Guerrilla Theater… Can You See It? by Christopher Mack
Guerrilla Theater… Can You See It?
Scripture: Matthew 21:12-22
The Prophet Ezekiel was one of the more unsettling and bizarre prophets whose ministry was preserved in scripture. He witnessed firsthand Judah under violent attack and was taken captive to the foreign land of Babylon. This was an extremely traumatic experience. As a prophet, his unusual experiences were accompanied with an unusual style.
Many of the prophetic messages delivered by Ezekiel were communicated through demonstrations or street performance. Ezekiel did such public prophetic acts like lying down bound and naked; digging holes in the walls of houses; shaving his head and then burning the hair; marking out the route for the invading Babylon army; and cooking a meal over excrement. These were not your grandmother’s sermon illustrations.
The actions of Jesus, as he approaches the Temple in Jerusalem, are loaded with a similar prophetic punch. His actions point to God’s Reign in profound, powerful, and perplexing ways. Jesus is drawing closer to his arrest, unjust conviction, brutal execution, and triumphant resurrection. Jesus was about to undergo the most traumatic experience of history. He would be betrayed, deserted, and condemned for the redemption of the world.

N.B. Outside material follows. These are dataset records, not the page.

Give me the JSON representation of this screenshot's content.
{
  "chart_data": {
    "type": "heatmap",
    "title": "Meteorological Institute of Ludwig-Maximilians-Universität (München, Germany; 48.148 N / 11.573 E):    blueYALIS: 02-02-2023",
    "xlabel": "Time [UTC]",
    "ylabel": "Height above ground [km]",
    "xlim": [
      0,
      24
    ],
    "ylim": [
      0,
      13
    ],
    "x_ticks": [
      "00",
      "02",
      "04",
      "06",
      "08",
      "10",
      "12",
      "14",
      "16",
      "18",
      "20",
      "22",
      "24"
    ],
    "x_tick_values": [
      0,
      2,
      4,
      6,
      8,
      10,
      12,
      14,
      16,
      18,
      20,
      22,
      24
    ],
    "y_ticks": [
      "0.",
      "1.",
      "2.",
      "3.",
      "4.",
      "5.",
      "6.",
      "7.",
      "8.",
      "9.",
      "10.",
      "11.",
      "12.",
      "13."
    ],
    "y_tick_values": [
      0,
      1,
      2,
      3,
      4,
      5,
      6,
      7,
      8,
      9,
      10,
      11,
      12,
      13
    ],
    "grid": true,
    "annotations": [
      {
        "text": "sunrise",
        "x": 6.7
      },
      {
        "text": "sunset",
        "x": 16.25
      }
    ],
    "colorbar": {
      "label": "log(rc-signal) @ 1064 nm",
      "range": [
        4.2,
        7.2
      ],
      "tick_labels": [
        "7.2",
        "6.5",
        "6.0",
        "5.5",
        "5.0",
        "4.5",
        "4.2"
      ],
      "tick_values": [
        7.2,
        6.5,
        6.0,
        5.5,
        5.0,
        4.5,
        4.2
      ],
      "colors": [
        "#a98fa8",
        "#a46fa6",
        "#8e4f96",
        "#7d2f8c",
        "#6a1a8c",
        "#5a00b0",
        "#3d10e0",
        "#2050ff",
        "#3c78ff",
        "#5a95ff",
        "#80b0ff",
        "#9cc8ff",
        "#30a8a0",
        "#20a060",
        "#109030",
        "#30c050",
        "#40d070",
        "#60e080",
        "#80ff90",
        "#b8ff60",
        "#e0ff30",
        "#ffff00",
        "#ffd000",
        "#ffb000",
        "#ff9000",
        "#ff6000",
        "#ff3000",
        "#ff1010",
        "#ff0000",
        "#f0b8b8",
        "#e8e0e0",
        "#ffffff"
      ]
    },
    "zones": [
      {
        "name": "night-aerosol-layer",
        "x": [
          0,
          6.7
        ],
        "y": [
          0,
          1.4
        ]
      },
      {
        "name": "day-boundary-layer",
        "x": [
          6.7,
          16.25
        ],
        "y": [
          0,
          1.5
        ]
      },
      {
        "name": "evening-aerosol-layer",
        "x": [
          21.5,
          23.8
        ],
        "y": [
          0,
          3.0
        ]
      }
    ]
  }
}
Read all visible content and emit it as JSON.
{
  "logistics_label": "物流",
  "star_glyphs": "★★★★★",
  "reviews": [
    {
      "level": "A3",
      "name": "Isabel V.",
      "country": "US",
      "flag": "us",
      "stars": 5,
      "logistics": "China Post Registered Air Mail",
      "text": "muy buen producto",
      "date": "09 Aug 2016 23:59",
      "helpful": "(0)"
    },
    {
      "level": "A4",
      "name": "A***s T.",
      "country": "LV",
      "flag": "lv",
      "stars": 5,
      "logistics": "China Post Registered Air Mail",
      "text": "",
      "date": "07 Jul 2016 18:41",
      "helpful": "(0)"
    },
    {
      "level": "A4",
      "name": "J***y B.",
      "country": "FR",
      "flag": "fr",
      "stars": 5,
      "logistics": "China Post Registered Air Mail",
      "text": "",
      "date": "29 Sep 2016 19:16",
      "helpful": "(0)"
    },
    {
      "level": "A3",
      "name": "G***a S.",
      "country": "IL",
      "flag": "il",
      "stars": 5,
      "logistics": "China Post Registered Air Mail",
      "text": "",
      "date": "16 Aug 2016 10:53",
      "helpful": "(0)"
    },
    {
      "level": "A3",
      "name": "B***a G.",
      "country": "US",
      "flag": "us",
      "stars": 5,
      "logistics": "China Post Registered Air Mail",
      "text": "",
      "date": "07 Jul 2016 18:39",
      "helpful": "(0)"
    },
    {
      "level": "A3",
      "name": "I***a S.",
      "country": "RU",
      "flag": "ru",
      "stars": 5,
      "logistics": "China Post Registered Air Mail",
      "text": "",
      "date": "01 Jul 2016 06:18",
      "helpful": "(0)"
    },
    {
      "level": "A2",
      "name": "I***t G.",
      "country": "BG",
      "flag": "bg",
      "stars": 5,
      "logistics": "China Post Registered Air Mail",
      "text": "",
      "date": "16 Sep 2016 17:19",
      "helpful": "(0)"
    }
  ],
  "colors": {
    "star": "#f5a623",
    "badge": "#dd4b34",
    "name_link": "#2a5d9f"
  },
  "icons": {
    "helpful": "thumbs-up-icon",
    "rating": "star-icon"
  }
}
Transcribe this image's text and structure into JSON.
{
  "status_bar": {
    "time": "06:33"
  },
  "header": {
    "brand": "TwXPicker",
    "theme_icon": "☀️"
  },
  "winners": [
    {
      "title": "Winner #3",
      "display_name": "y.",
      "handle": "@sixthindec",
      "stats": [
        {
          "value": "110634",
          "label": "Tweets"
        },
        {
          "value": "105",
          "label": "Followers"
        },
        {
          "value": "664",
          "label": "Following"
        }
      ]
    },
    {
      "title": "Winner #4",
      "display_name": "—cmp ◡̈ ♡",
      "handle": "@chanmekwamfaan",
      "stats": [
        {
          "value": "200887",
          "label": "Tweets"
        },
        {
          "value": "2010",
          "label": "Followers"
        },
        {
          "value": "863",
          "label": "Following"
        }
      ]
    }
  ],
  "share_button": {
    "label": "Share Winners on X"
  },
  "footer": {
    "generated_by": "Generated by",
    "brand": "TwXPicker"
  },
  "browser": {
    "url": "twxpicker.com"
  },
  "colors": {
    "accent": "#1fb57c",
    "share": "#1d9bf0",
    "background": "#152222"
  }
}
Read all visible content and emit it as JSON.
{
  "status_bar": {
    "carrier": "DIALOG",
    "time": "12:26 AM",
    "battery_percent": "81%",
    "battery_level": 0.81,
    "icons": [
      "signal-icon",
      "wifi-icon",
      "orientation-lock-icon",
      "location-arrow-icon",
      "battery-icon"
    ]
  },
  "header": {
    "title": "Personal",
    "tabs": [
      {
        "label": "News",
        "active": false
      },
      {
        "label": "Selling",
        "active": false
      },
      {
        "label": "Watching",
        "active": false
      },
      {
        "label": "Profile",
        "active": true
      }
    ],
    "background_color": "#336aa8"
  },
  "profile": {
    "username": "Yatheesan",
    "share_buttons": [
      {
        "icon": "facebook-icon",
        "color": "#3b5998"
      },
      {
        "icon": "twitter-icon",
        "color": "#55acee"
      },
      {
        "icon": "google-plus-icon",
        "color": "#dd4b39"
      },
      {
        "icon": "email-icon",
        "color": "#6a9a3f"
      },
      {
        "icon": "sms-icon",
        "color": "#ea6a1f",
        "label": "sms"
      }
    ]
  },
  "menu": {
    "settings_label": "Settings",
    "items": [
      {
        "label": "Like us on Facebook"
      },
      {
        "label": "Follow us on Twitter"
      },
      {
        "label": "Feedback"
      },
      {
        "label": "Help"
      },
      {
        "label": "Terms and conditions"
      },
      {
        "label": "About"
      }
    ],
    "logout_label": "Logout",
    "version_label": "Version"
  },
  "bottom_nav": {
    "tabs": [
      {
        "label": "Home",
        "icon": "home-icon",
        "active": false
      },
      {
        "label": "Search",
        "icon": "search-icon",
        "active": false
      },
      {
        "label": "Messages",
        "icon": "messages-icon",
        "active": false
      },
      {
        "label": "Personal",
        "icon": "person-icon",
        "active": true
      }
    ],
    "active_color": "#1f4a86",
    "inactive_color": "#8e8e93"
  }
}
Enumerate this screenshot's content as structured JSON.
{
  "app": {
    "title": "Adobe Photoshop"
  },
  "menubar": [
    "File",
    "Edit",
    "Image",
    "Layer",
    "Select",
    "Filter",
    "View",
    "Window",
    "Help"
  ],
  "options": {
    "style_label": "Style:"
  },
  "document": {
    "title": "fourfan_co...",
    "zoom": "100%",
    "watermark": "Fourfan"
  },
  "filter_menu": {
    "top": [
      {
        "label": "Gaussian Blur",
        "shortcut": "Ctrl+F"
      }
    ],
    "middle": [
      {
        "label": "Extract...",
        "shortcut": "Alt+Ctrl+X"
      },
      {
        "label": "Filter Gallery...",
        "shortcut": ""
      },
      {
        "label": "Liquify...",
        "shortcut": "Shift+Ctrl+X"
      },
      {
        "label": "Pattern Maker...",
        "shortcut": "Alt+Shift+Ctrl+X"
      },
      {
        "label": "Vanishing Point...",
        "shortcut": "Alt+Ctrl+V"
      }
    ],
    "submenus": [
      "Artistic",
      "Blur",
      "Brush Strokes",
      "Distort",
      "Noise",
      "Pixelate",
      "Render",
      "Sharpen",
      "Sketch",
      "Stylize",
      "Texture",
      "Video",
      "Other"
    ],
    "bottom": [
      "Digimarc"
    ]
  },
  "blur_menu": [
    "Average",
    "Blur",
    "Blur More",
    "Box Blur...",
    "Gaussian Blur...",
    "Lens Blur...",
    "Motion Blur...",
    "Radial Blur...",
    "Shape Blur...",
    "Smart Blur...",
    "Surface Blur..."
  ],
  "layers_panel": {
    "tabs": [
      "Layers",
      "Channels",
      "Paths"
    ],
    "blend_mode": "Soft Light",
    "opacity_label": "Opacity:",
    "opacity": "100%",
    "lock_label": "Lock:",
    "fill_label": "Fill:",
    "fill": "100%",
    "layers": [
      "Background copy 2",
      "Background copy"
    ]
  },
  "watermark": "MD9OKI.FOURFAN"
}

Ben Witherington III sees Jesus in this passage, “as a prophetic sage… performing an enacted parable or prophetic sign act.” Jesus is engaging in a form of guerrilla theater, a spontaneous performance out in public with the intent of expressing and igniting significant sociopolitical change. Jesus’ literal actions and the symbolism those actions point to are important to notice. Otherwise, like Jesus’ disciples, we may wonder at the miracle of how Jesus was able to make a fig tree wither so quickly, without catching the warning of the coming judgment on a fruitless people.
Jesus’ curses a fig tree and it withers on the spot. Jesus welcomes the blind and the lame and heals them in the Temple court. Jesus drives out of the money changers from the Temple. Three dramatic signs.
Many readers become caught up in the aggressive actions of Jesus driving out the moneychangers, the impressive healing of the blind and lamed, or of the way the fig tree withered at Jesus’ word. It is important to remember, Jesus, from the House of David, is exercising authority in God’s House. His dramatic actions speak judgement over the ways his beloved faith was increasingly missing the point.
Jesus’ guerrilla theater with the moneychangers points to the need for followers of God to focus on becoming a House of Prayer for all nations. Jesus’ healing subverts the biblical restrictions and prohibitions on the lame fully participating in Temple worship by making them whole and welcoming them. Jesus’ withering of the fig tree shows a fruitless spirituality mired in drilling down on minor issues and neglecting the greatest commandments of loving God and others will not endure for long. We are invited to see Jesus in action and to have eyes to see the deeper challenge his actions bring to the status quo. He is defying the religious leadership of his day and popular religious sentiment.
How might our eyesight be opened to see Jesus’ subversive actions in light of our 21st century faith?
Where are we channeling energy and resources into agendas that ultimately miss the point?
Who are the people we ostracize and how might Jesus be inviting us to seek their wholeness and welcome through God’s transformative reconciliation?
What is increasingly becoming more fruitless in our 21st century faith?